To this list I would add other more specific possible reasons including:
- Misunderstanding what elements of service clients really value (e.g.: being told explicitly about the tax savings you have achieved on their behalf; and regular feedback showing that seeking such savings is a key part of your service)
- Sending the same standard letters and newsletters to all clients with inadequate attempts at personalisation
- Missing the opportunity to do anything special for individual clients, possibly by assuming all clients want and value the same things
- Confusing normal service levels with what it would take to provide ‘above-average’ service levels
- Failing to effectively communicate the value of the service being provided and what makes it stand out as better than average
The service delivery gap model developed by Parasuraman, Zeithaml and Berry (1985) identifies five different gaps and the list above could fit neatly into the following five categories:
1. The customer gap: The gap between customer expectations and customer perceptions
2. The knowledge gap: The gap between consumer expectation and management perception
3. The policy gap: The gap between management perception and service quality specification
4. The delivery gap: The gap between service quality specification and service delivery
5. The communication gap: The gap between service delivery and external communications
Referrals and recommendations
When asked, accountants typically reference referrals and recommendations as the primary ways in which they secure good new clients.
It strikes me as odd, to say the least, that anyone would be happy to continue providing a high quality service that they do not believe is fully appreciated by clients. The more clients who recognise the high level of service you provide the more likely they will be to refer and recommend you to others.
If any of this resonates you are probably already aware of the solutions, as they are all pretty basic and obvious – in theory at least. As Craven notes:
“In some senses, the solutions feel like a return to the basics of a first year ‘Marketing 101’ course. Somewhere along the way, [accountants] have lost the plot. The key is to design the customer journey through the eyes of the customer. The following strategies and initiatives will start to address the service delivery gap issues:
· Get customer-centric
· Identify key target customers
· Create a clear value proposition and a clear message and voice
· Design and align sales, marketing and operations
· Use the appropriate channels to communicate.”
I would agree that appropriate strategies are required to close the gap. Nothing will change overnight. The question is what specific actions could you take to pursue such initiatives?
Do you agree?
Of course the other possibility is that Craven’s research doesn’t resonate with members of AccountingWEB. Remember his starting point was two questions:

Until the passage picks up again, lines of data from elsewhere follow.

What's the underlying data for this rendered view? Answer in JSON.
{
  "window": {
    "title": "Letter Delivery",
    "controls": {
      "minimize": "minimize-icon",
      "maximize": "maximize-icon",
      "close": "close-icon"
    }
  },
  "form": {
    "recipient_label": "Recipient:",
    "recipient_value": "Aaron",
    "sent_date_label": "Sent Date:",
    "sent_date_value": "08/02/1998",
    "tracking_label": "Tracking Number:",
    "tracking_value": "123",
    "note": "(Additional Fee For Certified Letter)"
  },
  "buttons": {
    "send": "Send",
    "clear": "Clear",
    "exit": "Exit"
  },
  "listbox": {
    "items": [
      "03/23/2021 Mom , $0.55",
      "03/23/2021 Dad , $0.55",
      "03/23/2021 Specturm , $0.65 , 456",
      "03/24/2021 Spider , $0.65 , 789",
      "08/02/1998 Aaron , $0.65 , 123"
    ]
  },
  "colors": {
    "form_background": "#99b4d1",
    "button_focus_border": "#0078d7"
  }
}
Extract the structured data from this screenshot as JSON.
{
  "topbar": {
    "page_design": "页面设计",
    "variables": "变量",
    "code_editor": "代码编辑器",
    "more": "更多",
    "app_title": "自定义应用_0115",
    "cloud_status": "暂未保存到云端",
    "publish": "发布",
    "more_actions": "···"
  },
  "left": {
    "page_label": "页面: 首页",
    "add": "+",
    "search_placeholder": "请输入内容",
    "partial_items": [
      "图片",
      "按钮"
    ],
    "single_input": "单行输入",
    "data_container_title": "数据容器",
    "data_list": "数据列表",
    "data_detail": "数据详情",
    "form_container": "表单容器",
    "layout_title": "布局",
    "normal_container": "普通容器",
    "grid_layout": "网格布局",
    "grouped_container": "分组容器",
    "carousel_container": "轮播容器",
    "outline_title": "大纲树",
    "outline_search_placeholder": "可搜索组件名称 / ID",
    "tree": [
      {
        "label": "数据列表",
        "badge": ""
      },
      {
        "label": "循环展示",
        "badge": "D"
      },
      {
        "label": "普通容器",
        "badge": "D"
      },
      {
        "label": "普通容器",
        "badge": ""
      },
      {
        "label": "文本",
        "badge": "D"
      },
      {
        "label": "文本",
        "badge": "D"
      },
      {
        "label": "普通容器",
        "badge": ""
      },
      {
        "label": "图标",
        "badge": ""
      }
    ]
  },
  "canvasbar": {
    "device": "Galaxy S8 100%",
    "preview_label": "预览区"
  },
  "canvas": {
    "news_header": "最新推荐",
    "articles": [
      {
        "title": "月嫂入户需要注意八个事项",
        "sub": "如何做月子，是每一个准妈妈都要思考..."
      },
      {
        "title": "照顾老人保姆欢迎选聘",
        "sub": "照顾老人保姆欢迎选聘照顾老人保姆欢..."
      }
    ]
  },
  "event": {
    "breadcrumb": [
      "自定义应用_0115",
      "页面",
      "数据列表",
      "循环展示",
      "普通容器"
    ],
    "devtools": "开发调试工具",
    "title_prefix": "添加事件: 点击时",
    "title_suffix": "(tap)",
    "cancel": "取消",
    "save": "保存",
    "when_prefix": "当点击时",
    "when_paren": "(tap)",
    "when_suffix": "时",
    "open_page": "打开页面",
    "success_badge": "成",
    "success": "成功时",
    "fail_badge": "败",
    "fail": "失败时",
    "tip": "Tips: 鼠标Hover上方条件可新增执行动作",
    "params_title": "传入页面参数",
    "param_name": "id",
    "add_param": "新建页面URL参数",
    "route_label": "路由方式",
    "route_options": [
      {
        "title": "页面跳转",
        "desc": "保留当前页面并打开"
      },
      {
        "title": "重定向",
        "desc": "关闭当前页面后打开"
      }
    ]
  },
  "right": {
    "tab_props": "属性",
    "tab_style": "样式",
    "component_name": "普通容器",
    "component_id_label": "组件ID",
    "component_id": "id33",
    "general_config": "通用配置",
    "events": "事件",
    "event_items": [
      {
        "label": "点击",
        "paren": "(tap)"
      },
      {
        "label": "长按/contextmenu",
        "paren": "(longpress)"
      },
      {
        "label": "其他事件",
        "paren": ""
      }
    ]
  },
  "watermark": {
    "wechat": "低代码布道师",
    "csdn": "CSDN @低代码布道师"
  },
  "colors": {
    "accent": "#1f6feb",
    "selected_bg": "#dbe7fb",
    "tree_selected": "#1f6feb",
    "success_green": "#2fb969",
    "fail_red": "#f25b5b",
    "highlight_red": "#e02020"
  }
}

1. Do you consider that you provide an above-average client experience?
2. Do you think that your clients would agree that they receive an above-average experience?
Perhaps you feel there is no need to provide or to be perceived as providing an above-average client service experience?
In my view it is the client’s perception that is key here. Of course it’s important to one’s personal integrity to do one’s best. Beyond that though it must make sense to ensure that clients know how lucky they are to have you as their accountant. If you can do that and get them telling other people about you then more referrals of new clients should follow too.
You can access the full research report, Mind the gap – What companies are missing and what to do about it, by Robert Craven of the Directors’ Centre.
Mark Lee is consultant practice editor of AccountingWEB. He also facilitates The Inner Circle group for accountants, entertains as a conference speaker on ‘How to STAND OUT and be remembered, referred and recommended’; and is chairman of the Tax Advice Network of independent tax specialists.